• YOUR ASSIGNMENT: Copy out all of the records, exactly as they appear.

(Dataset rows describing interfaces)
==================================================

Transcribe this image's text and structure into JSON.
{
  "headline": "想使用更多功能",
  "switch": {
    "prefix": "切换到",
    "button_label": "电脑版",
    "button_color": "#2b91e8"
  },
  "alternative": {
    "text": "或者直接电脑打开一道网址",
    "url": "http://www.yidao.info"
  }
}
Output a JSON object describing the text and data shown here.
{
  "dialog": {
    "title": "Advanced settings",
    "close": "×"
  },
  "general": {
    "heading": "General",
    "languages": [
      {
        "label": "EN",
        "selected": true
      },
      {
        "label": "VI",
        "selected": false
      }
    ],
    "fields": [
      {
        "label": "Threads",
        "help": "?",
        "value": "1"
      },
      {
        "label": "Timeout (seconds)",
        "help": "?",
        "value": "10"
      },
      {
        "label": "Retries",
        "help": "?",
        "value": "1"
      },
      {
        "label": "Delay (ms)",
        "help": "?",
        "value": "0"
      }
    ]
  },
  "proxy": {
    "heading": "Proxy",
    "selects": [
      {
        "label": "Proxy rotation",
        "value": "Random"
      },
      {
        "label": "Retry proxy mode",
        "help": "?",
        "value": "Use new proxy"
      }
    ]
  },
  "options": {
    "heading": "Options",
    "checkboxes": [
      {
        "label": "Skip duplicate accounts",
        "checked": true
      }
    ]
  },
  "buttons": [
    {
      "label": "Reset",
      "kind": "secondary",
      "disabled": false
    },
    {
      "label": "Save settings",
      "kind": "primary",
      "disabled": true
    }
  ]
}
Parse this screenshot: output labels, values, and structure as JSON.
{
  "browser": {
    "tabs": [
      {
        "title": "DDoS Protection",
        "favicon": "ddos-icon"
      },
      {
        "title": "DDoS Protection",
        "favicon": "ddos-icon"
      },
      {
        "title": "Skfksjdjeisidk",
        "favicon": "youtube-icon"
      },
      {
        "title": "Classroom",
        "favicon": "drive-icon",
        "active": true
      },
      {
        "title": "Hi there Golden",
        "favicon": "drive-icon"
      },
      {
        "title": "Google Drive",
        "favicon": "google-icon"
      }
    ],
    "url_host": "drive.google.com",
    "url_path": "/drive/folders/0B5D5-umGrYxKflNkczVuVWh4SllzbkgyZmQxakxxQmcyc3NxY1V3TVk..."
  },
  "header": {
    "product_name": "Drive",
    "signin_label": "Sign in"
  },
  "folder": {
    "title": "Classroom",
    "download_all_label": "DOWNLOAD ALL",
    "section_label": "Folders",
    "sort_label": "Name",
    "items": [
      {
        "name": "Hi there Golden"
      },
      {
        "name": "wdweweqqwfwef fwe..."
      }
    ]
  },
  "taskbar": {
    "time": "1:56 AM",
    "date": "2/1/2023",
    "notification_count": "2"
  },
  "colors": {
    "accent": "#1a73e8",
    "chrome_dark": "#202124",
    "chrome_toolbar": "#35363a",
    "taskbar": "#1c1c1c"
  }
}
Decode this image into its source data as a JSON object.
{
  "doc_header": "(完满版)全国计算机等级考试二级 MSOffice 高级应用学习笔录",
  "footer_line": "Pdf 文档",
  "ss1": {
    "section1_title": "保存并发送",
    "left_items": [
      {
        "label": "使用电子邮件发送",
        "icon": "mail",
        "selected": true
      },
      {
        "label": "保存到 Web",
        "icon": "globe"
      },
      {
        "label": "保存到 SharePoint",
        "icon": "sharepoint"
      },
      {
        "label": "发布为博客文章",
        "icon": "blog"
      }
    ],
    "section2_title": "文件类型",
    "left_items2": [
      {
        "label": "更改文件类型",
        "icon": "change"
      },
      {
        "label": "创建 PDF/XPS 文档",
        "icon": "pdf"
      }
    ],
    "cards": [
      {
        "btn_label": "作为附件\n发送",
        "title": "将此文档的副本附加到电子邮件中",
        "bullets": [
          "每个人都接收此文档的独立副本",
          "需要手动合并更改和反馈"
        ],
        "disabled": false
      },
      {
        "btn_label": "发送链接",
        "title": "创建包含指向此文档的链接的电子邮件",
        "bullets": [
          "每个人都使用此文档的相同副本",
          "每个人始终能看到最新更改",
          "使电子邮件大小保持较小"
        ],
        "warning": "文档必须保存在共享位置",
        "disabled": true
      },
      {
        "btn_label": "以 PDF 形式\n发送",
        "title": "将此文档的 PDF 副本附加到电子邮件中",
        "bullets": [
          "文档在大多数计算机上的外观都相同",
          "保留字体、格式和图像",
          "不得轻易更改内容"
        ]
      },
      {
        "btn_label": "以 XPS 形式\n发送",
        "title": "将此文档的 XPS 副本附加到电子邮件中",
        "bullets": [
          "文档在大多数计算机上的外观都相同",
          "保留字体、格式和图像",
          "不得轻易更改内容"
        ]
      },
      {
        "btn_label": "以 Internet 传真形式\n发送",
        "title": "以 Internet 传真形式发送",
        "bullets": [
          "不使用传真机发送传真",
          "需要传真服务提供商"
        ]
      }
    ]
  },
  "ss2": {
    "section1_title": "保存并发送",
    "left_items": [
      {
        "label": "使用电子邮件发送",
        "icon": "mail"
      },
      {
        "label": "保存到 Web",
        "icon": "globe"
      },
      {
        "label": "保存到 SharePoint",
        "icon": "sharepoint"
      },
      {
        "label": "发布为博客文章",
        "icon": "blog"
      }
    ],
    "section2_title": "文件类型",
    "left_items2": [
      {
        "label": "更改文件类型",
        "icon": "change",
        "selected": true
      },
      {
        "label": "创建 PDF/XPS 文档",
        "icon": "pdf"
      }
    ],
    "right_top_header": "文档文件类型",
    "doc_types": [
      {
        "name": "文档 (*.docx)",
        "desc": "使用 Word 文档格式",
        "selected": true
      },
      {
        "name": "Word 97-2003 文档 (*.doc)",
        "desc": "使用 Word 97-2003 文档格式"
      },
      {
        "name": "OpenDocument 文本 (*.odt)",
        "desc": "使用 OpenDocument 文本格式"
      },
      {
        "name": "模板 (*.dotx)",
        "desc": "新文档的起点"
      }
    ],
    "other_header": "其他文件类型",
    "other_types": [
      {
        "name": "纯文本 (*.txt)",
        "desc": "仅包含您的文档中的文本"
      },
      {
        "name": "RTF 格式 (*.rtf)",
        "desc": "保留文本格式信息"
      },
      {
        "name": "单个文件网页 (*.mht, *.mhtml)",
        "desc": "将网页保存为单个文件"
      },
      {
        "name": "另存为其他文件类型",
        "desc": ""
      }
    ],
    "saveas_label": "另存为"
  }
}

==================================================

• EXERCISE OUTPUT:
Transcribe this image's text and structure into JSON.
{
  "headline": "想使用更多功能",
  "switch": {
    "prefix": "切换到",
    "button_label": "电脑版",
    "button_color": "#2b91e8"
  },
  "alternative": {
    "text": "或者直接电脑打开一道网址",
    "url": "http://www.yidao.info"
  }
}
Output a JSON object describing the text and data shown here.
{
  "dialog": {
    "title": "Advanced settings",
    "close": "×"
  },
  "general": {
    "heading": "General",
    "languages": [
      {
        "label": "EN",
        "selected": true
      },
      {
        "label": "VI",
        "selected": false
      }
    ],
    "fields": [
      {
        "label": "Threads",
        "help": "?",
        "value": "1"
      },
      {
        "label": "Timeout (seconds)",
        "help": "?",
        "value": "10"
      },
      {
        "label": "Retries",
        "help": "?",
        "value": "1"
      },
      {
        "label": "Delay (ms)",
        "help": "?",
        "value": "0"
      }
    ]
  },
  "proxy": {
    "heading": "Proxy",
    "selects": [
      {
        "label": "Proxy rotation",
        "value": "Random"
      },
      {
        "label": "Retry proxy mode",
        "help": "?",
        "value": "Use new proxy"
      }
    ]
  },
  "options": {
    "heading": "Options",
    "checkboxes": [
      {
        "label": "Skip duplicate accounts",
        "checked": true
      }
    ]
  },
  "buttons": [
    {
      "label": "Reset",
      "kind": "secondary",
      "disabled": false
    },
    {
      "label": "Save settings",
      "kind": "primary",
      "disabled": true
    }
  ]
}
Parse this screenshot: output labels, values, and structure as JSON.
{
  "browser": {
    "tabs": [
      {
        "title": "DDoS Protection",
        "favicon": "ddos-icon"
      },
      {
        "title": "DDoS Protection",
        "favicon": "ddos-icon"
      },
      {
        "title": "Skfksjdjeisidk",
        "favicon": "youtube-icon"
      },
      {
        "title": "Classroom",
        "favicon": "drive-icon",
        "active": true
      },
      {
        "title": "Hi there Golden",
        "favicon": "drive-icon"
      },
      {
        "title": "Google Drive",
        "favicon": "google-icon"
      }
    ],
    "url_host": "drive.google.com",
    "url_path": "/drive/folders/0B5D5-umGrYxKflNkczVuVWh4SllzbkgyZmQxakxxQmcyc3NxY1V3TVk..."
  },
  "header": {
    "product_name": "Drive",
    "signin_label": "Sign in"
  },
  "folder": {
    "title": "Classroom",
    "download_all_label": "DOWNLOAD ALL",
    "section_label": "Folders",
    "sort_label": "Name",
    "items": [
      {
        "name": "Hi there Golden"
      },
      {
        "name": "wdweweqqwfwef fwe..."
      }
    ]
  },
  "taskbar": {
    "time": "1:56 AM",
    "date": "2/1/2023",
    "notification_count": "2"
  },
  "colors": {
    "accent": "#1a73e8",
    "chrome_dark": "#202124",
    "chrome_toolbar": "#35363a",
    "taskbar": "#1c1c1c"
  }
}
Decode this image into its source data as a JSON object.
{
  "doc_header": "(完满版)全国计算机等级考试二级 MSOffice 高级应用学习笔录",
  "footer_line": "Pdf 文档",
  "ss1": {
    "section1_title": "保存并发送",
    "left_items": [
      {
        "label": "使用电子邮件发送",
        "icon": "mail",
        "selected": true
      },
      {
        "label": "保存到 Web",
        "icon": "globe"
      },
      {
        "label": "保存到 SharePoint",
        "icon": "sharepoint"
      },
      {
        "label": "发布为博客文章",
        "icon": "blog"
      }
    ],
    "section2_title": "文件类型",
    "left_items2": [
      {
        "label": "更改文件类型",
        "icon": "change"
      },
      {
        "label": "创建 PDF/XPS 文档",
        "icon": "pdf"
      }
    ],
    "cards": [
      {
        "btn_label": "作为附件\n发送",
        "title": "将此文档的副本附加到电子邮件中",
        "bullets": [
          "每个人都接收此文档的独立副本",
          "需要手动合并更改和反馈"
        ],
        "disabled": false
      },
      {
        "btn_label": "发送链接",
        "title": "创建包含指向此文档的链接的电子邮件",
        "bullets": [
          "每个人都使用此文档的相同副本",
          "每个人始终能看到最新更改",
          "使电子邮件大小保持较小"
        ],
        "warning": "文档必须保存在共享位置",
        "disabled": true
      },
      {
        "btn_label": "以 PDF 形式\n发送",
        "title": "将此文档的 PDF 副本附加到电子邮件中",
        "bullets": [
          "文档在大多数计算机上的外观都相同",
          "保留字体、格式和图像",
          "不得轻易更改内容"
        ]
      },
      {
        "btn_label": "以 XPS 形式\n发送",
        "title": "将此文档的 XPS 副本附加到电子邮件中",
        "bullets": [
          "文档在大多数计算机上的外观都相同",
          "保留字体、格式和图像",
          "不得轻易更改内容"
        ]
      },
      {
        "btn_label": "以 Internet 传真形式\n发送",
        "title": "以 Internet 传真形式发送",
        "bullets": [
          "不使用传真机发送传真",
          "需要传真服务提供商"
        ]
      }
    ]
  },
  "ss2": {
    "section1_title": "保存并发送",
    "left_items": [
      {
        "label": "使用电子邮件发送",
        "icon": "mail"
      },
      {
        "label": "保存到 Web",
        "icon": "globe"
      },
      {
        "label": "保存到 SharePoint",
        "icon": "sharepoint"
      },
      {
        "label": "发布为博客文章",
        "icon": "blog"
      }
    ],
    "section2_title": "文件类型",
    "left_items2": [
      {
        "label": "更改文件类型",
        "icon": "change",
        "selected": true
      },
      {
        "label": "创建 PDF/XPS 文档",
        "icon": "pdf"
      }
    ],
    "right_top_header": "文档文件类型",
    "doc_types": [
      {
        "name": "文档 (*.docx)",
        "desc": "使用 Word 文档格式",
        "selected": true
      },
      {
        "name": "Word 97-2003 文档 (*.doc)",
        "desc": "使用 Word 97-2003 文档格式"
      },
      {
        "name": "OpenDocument 文本 (*.odt)",
        "desc": "使用 OpenDocument 文本格式"
      },
      {
        "name": "模板 (*.dotx)",
        "desc": "新文档的起点"
      }
    ],
    "other_header": "其他文件类型",
    "other_types": [
      {
        "name": "纯文本 (*.txt)",
        "desc": "仅包含您的文档中的文本"
      },
      {
        "name": "RTF 格式 (*.rtf)",
        "desc": "保留文本格式信息"
      },
      {
        "name": "单个文件网页 (*.mht, *.mhtml)",
        "desc": "将网页保存为单个文件"
      },
      {
        "name": "另存为其他文件类型",
        "desc": ""
      }
    ],
    "saveas_label": "另存为"
  }
}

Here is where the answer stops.